Try it
Extract each line of the records below that contains the word "true".

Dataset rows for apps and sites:
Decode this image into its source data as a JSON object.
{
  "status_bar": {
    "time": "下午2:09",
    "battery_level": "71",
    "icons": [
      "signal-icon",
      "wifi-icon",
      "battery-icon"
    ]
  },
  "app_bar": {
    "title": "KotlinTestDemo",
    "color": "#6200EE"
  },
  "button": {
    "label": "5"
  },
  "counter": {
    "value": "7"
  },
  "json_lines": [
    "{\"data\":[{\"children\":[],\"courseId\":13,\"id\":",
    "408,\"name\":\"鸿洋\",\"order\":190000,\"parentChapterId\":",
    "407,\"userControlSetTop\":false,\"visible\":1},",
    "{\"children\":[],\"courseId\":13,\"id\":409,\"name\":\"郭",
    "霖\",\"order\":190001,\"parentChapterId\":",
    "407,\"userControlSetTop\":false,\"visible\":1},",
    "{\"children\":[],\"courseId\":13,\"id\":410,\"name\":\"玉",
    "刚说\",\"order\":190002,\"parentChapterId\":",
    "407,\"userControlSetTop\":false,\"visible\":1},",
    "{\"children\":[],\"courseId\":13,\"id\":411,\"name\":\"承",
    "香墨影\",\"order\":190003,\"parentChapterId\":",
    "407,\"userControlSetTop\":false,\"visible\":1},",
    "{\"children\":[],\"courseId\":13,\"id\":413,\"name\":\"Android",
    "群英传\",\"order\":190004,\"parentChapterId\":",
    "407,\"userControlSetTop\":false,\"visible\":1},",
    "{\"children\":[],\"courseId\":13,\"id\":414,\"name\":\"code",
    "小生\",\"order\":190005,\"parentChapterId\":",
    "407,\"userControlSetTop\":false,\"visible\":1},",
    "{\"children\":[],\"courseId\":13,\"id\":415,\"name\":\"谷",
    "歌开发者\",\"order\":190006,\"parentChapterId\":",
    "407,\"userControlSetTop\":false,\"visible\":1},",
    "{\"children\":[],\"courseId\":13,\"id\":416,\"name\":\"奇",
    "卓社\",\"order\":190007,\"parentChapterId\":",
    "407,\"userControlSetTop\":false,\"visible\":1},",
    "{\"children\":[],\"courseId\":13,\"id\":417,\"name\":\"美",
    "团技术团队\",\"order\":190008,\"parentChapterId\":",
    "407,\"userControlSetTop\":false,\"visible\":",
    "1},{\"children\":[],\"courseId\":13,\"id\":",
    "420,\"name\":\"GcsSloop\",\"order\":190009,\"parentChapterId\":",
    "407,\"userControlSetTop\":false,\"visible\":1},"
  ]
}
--
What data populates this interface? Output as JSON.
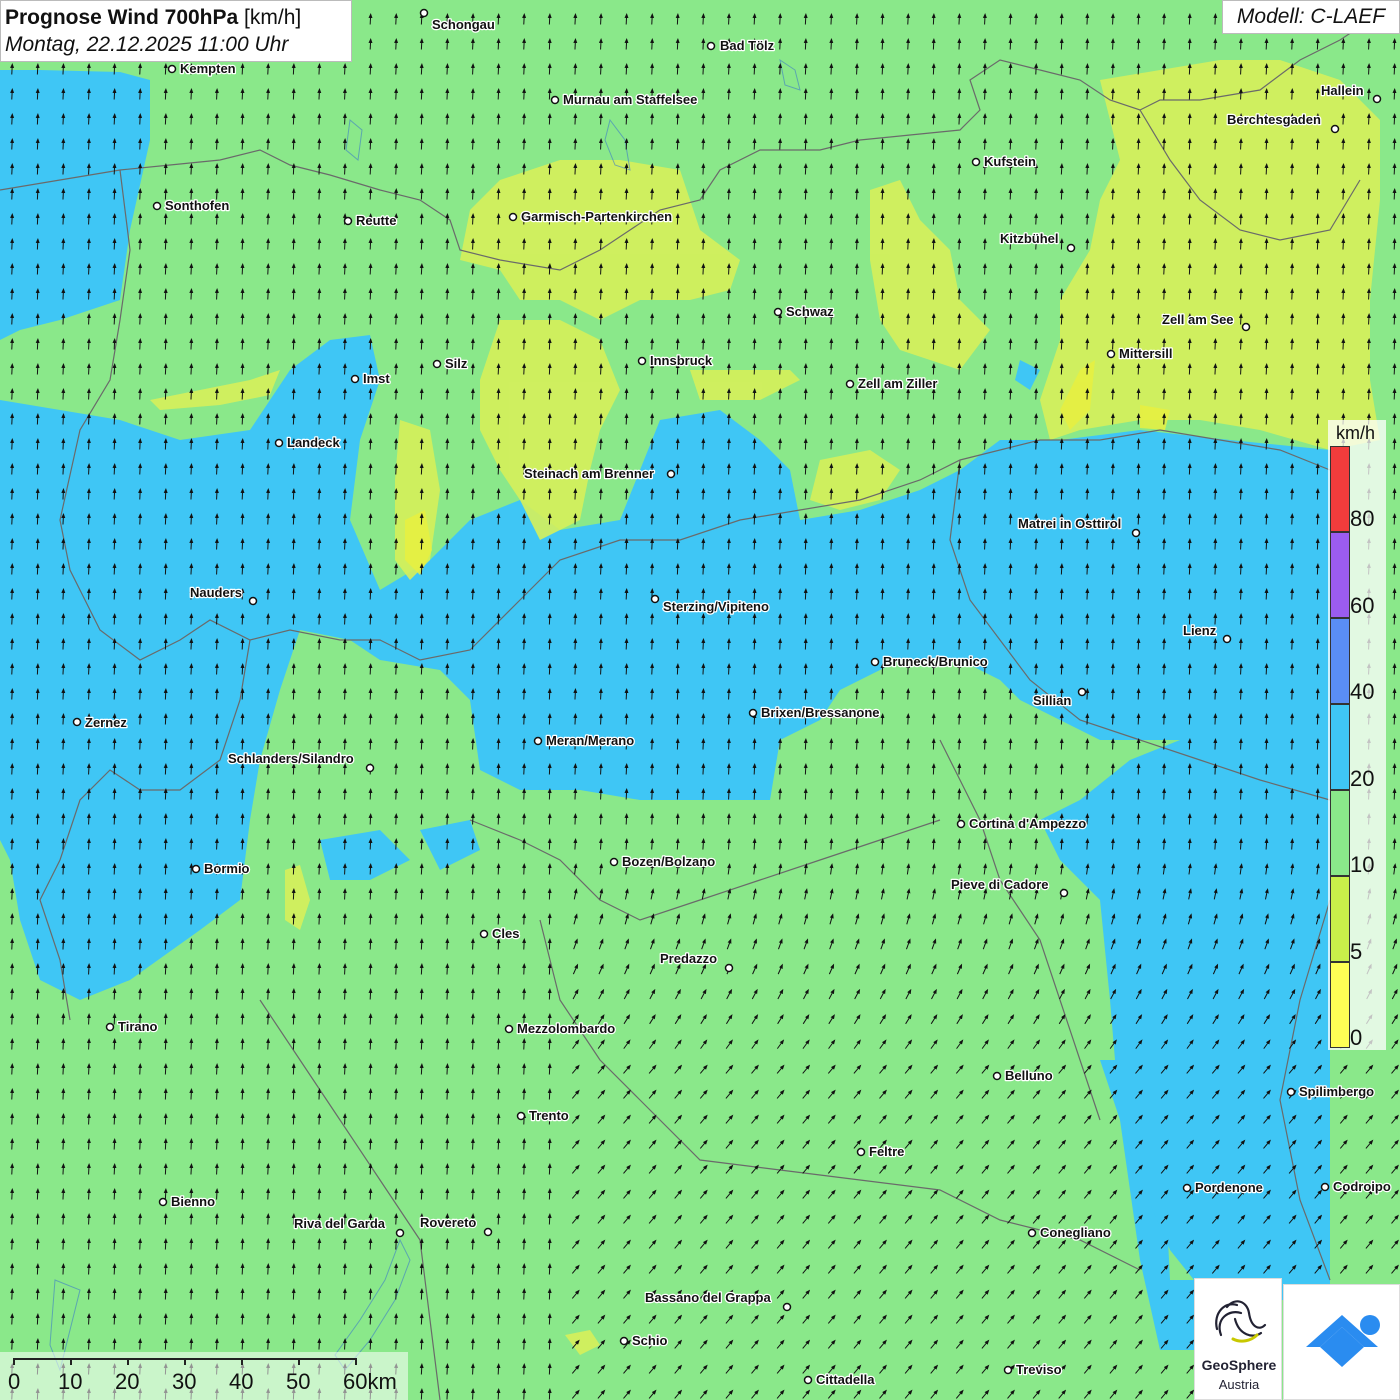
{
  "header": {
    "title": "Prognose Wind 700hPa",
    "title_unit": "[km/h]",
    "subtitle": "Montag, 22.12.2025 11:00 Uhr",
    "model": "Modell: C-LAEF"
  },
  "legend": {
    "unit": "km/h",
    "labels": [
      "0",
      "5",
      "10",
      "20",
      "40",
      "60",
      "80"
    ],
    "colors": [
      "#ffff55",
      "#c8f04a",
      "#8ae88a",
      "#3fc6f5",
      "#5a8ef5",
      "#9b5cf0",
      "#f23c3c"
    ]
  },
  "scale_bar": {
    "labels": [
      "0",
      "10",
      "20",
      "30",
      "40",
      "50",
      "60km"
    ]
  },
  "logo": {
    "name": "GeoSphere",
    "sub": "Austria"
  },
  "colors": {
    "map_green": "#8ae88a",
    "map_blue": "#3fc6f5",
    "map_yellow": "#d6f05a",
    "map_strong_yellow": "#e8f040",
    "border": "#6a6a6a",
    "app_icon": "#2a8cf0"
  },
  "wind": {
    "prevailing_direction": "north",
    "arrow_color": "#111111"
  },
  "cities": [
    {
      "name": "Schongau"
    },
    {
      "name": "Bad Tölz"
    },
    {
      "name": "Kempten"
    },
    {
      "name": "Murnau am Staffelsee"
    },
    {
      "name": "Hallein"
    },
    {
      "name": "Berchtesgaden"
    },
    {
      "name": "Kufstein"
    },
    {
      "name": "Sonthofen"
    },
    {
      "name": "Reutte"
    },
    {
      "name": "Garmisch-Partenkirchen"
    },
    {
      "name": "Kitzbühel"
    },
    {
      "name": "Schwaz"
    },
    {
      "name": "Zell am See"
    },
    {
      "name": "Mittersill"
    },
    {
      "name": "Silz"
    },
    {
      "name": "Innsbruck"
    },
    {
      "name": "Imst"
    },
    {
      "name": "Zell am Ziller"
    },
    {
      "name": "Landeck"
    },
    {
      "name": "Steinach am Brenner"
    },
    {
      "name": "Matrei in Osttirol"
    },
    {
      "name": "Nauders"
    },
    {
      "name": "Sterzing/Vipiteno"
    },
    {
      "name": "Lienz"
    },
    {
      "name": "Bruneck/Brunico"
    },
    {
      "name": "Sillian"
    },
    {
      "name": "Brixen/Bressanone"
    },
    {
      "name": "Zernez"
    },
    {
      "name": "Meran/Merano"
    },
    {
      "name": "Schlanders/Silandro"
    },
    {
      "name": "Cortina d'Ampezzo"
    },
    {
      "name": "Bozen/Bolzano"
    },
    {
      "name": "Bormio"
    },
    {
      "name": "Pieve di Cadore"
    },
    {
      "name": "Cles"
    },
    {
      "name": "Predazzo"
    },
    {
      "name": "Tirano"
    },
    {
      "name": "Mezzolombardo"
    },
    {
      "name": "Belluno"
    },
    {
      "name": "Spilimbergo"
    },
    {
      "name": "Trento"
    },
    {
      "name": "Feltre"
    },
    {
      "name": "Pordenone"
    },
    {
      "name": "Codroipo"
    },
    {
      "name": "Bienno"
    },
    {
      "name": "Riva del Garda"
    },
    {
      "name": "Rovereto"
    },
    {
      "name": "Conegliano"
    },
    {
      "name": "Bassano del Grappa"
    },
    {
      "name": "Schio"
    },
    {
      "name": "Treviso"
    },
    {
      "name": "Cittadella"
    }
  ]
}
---
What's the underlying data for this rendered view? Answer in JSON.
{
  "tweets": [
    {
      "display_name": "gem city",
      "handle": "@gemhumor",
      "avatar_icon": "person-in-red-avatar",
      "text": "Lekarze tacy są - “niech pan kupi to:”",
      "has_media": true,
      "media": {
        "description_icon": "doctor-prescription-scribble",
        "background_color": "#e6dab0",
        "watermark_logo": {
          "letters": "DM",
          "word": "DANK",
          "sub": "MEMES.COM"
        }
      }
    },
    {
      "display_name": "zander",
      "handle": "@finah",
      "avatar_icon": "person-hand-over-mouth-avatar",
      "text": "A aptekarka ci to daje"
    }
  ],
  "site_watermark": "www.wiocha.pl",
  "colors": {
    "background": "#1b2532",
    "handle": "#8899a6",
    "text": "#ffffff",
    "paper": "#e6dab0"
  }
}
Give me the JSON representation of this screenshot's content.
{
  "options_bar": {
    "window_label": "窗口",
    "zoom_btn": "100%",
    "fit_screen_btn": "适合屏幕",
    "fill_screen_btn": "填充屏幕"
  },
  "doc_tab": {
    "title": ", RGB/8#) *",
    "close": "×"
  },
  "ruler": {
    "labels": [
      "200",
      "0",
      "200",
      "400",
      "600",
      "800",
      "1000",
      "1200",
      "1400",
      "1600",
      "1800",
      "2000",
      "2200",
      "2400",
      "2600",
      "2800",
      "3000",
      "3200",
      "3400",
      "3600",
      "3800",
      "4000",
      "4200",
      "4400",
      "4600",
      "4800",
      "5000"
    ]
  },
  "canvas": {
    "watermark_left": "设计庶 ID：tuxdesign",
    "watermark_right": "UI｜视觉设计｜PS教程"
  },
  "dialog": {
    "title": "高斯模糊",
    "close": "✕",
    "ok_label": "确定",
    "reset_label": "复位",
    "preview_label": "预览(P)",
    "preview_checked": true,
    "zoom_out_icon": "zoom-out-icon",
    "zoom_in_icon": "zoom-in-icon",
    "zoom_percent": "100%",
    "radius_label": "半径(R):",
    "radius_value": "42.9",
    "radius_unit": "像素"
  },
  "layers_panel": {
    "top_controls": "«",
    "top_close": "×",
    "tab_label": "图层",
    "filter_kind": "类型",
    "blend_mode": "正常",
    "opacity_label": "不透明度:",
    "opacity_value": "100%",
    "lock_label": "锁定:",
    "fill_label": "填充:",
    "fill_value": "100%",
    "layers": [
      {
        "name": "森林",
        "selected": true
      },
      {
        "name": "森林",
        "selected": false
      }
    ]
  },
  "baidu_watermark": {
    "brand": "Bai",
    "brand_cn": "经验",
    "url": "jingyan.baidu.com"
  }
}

Finished exercise
      "has_media": true,
    "preview_checked": true,
        "selected": true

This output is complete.